We need your support to keep TheyWorkForYou running and make sure people across the UK can continue to hold their elected representatives to account.Donate to our crowdfunder
It is a great pleasure to be here, in national apprenticeship week, celebrating apprenticeships. We have had an extremely positive debate, with almost all contributions being positive and huge support on both sides of the House for apprenticeships. Success has many fathers. We heard first the claim that apprenticeships really got going in 1997. I had planned to say that they were in fact first mentioned in Chaucer 651 years ago, but then we heard the even greater claim from Mr Lammy that they are as old as human beings.
It has been a great national apprenticeship week so far. At 5.30 this morning I was learning from Morrisons apprentices how to fillet fish, and what brilliant apprentices they are. It is quite a skill they have with knives—I certainly cannot match it. I have only one note of mild disappointment, because the speech we just heard from the Opposition Front Bench was rather disappointing. I thought that Ms Buck sounded rather like the sultan of scepticism or the Eeyore of apprenticeships, only seeing the worst and determined to dampen, downgrade and darken the mood. But we will not darken the mood, Mr Deputy Speaker, because apprenticeships are a cause to celebrate, and celebrate them we will.

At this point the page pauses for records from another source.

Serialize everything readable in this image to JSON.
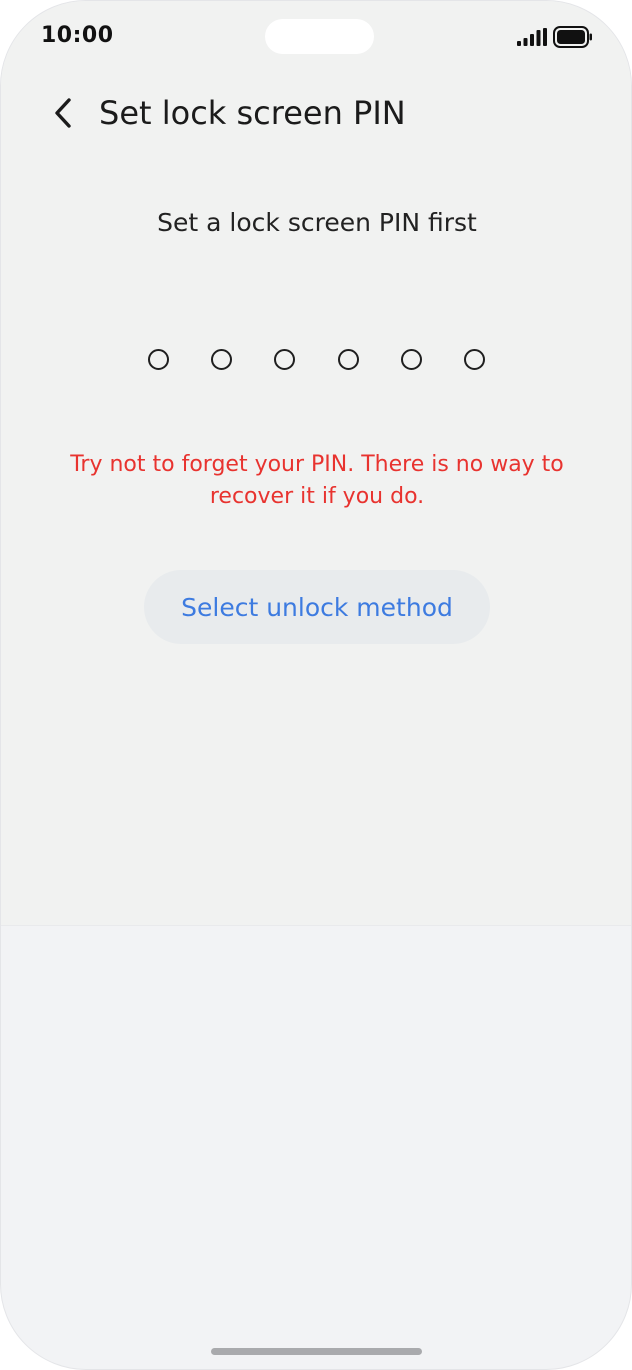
{
  "status_bar": {
    "time": "10:00",
    "signal_icon": "cellular-signal-icon",
    "battery_icon": "battery-full-icon"
  },
  "header": {
    "back_icon": "chevron-left-icon",
    "title": "Set lock screen PIN"
  },
  "main": {
    "prompt": "Set a lock screen PIN first",
    "pin_length": 6,
    "pin_entered": 0,
    "warning": "Try not to forget your PIN. There is no way to recover it if you do.",
    "unlock_method_label": "Select unlock method"
  },
  "colors": {
    "warning": "#e8332f",
    "accent": "#3d7be0",
    "background": "#f1f2f1"
  }
}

Let me turn to the many issues raised by Members across the Chamber. First, careers advice is vital, as the Chairman of the Select Committee, Mr Bailey, said, as did the right hon. Member for Tottenham, in a powerful speech, and my hon. Friend Mr Walker and Mr McKenzie. We have introduced a new statutory duty on schools that came into force in September, and Ofsted has said that it is making it a priority to consider that. The new destination data that were brought in this summer not only highlight, as they have in the past, the proportion of pupils going to university but, for the first time, publish for all schools the proportion going into apprenticeships. That is an important step, as Members in all parts of the House will recognise. We look forward to Ofsted’s report in the summer on the implementation of the duty to provide independent and impartial careers advice.
The second issue, which was raised by many Members, is the importance of the link between youth unemployment and apprenticeships. It is a scandal that youth unemployment is as high as it is, falling though it may be, when there are skills shortages in key parts of our economy such as engineering and computing. This shows that the linkage between the education system and the skills system, on the one hand, and employers, on the other, has not been strong enough. As my hon. Friend Jackie Doyle-Price so eloquently explained, increasing that employer focus is a vital part of the reforms that we are pursuing. Another part of those reforms is the introduction of traineeships so that as apprenticeships become more rigorous and more high-quality, there is a programme of support, alongside the DWP programmes, to make sure that people get the skills they need, including in English, maths and work preparation, to get a good job and to hold down a job. My hon. Friend Gavin Williamson, and the hon. Members for Newcastle-under-Lyme (Paul Farrelly), for Edinburgh West (Mike Crockart) and for Eastbourne (Stephen Lloyd) also talked about the link between youth unemployment and apprenticeships. Several Members mentioned their local jobs clubs, and I wish them well. I am having a jobs club in Newmarket on Friday and look forward to it very much.
The third issue is how much apprenticeships are valued. The Chair of the Select Committee mentioned the recently published statistic that, on average, a higher apprenticeship increases lifetime earnings by £150,000. Let that figure go out there and let us all present and explain it, because it shows the value of apprenticeships.